Technology journalist Mat Honan infamously had his entire digital life hacked and erased this week. Slate published some advice to keep the same from happening to you, and my former classmate and newspaper staff mate Theo Hahn asked me to comment.
In my professional opinion, the advice is generally good. I’ll elaborate on the article’s four points as I believe necessary.
Two factor authentication. If it’s practical, two-factor authentication is always good. Two-factor authentication combines something you know (a password or a PIN) with something you have or something you are. That second level makes things much more difficult to hack, though not impossible.
Web-based two-factor authentication usually involves your password and a smartphone. You’ll enter your password, then the web site sends a text message to your phone with a code, which you then enter into the site. If you’re willing to pay for unlimited messaging, this is a workable way to implement it. The likelihood of someone being able to steal your password and your phone is slim. The likelihood of someone distant being able to steal your password and your phone is nearly zero.
Industrial-strength two-factor authentication generally uses a smartcard, which usually doubles as your security badge to be in the building. You insert your card into a card reader, enter a PIN, and you’re in. No passwords to remember. It’s not entirely foolproof, but when implemented well, is very slick.
I wish we could make drivers licenses and state-issued IDs into smartcards for our personal use, but I don’t see how it would be practical. Commentators who know nothing about how smartcards work or can or can’t do would speculate wildly about how the government is probably using the cards to track what we do online, so the idea wouldn’t go anywhere. And of course, card readers aren’t standard equipment on consumer PCs, though they generally are standard issue for business-class PCs these days.
With the smartcard option unavailable for the masses, the smartphone trick is a workable solution for a significant (and probably growing) part of the population, though not necessarily for everyone.
If you can’t turn on two-factor authentication, use a strong password. That’s a password at least 9 characters long, with at least one uppercase letter, one lowercase letter, one number, and one punctuation mark or other non-alphanumeric character. 1q2w!Q@W1 isn’t a good one because it’s just adjacent keys on the keyboard repeated, but that gives you the idea.
I have a 12-character, all-lowercase password I’ve been using for as long as I can remember. It got hacked a few weeks ago by someone in Sri Lanka. I knew I shouldn’t be using it, but wanted to see how long it would take for it to be hacked. It was based on a very old family joke and not in any dictionary. That’s not good enough anymore for 2012. Now you know.
Backup. The article advocates you use a backup service. I don’t, but I do advocate backups. I spent three of the worst years of my life in charge of backups for a former employer, but backups don’t have to be that painful.

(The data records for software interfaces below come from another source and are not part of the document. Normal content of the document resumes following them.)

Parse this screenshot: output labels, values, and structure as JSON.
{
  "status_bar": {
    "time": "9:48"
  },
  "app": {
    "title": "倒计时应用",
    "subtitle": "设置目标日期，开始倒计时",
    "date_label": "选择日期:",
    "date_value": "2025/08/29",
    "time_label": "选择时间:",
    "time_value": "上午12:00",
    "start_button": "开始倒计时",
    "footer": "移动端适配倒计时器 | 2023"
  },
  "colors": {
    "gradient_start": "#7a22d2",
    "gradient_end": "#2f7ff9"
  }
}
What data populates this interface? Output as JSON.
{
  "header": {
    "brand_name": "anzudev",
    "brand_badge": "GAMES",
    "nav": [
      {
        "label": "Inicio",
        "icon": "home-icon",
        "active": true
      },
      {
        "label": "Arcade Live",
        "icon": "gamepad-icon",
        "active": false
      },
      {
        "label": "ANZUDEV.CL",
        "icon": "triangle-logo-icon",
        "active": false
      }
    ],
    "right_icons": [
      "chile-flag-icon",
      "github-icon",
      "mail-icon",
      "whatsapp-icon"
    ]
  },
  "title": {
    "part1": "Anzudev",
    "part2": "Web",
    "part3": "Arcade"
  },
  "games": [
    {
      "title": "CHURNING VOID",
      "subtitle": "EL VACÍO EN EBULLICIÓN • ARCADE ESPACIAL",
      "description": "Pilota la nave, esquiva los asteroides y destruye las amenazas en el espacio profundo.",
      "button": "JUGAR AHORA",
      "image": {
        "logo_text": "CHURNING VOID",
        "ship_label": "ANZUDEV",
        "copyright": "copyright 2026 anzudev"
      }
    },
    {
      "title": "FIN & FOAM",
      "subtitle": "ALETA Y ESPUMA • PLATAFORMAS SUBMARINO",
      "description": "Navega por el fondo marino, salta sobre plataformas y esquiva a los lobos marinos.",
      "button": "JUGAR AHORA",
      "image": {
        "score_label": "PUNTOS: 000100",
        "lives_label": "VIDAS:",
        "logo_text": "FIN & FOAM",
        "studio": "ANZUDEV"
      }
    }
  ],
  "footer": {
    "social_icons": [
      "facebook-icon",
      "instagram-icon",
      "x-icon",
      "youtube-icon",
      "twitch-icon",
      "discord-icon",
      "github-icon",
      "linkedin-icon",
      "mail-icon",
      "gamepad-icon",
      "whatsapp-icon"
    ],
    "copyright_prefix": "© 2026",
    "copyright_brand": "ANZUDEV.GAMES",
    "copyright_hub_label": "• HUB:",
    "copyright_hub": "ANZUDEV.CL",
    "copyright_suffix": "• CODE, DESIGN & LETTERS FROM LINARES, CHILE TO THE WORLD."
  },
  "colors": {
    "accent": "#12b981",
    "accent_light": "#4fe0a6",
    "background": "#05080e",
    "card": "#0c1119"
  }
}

The right way to do personal backups is to make at least two copies on different forms of media. Copying all of your personal data onto an external hard drive and a collection of USB flash drives is a good approach. This can happen naturally, too. When you upgrade your hard drive, store the old drive as a backup. When your digital camera’s memory card fills up, dump it to your computer, then label the card and put it in a desk drawer and buy another one.
Then store one of the copies off-site. Store one with a friend or relative, or (with your supervisor’s permission) in your desk drawer at work. Distance is good: A fire won’t wipe out both copies then, and if you send them to a relative who lives a fair distance away, the same natural disaster won’t be able to take out both copies.
Use two forms of media in case of failure. The life expectancy of hard drives sitting on a shelf is around five years; flash is closer to 10. If one fails prematurely, you can fall back on the other. Ask someone who lost a Zip disk or a CD-R to premature failure a decade ago about what that was like.
Encrypt. There are several approaches to encryption. You can encrypt your entire drive or device, or you can encrypt files or groups of files. Recent versions of Microsoft Office (2007 and later) are capable of encrypting documents on a file-by-file basis. If you have a program that doesn’t have built-in encryption, or want to encrypt a collection of files, Zip them with WinZIP 10.0 or later and select AES-256 encryption. I won’t put you to sleep with the details of encryption, except to say that AES-256 is military-grade encryption, so if it’s good enough for the military, it’s good enough for you.
If you don’t want to pay for WinZIP and want to impress your buddies with your command-line skills, GnuPG is capable of AES-256 encryption, and it’s free.
Don’t chain your accounts. This is good advice too. I have multiple e-mail accounts for a variety of reasons (cough) hiding from spam (cough), and while it never occurred to me that I was also helping my security by having my various online accounts point to different e-mail addresses, it makes sense. But admittedly, the idea of having a totally random address somewhere, protected by an obnoxiously secure password, then pointing Facebook and Amazon and everything else you can think of that might ever send you a password reset request to that account is even better still. If I lost one e-mail account, I’d lose roughly half of my online accounts. Losing zero would be even better.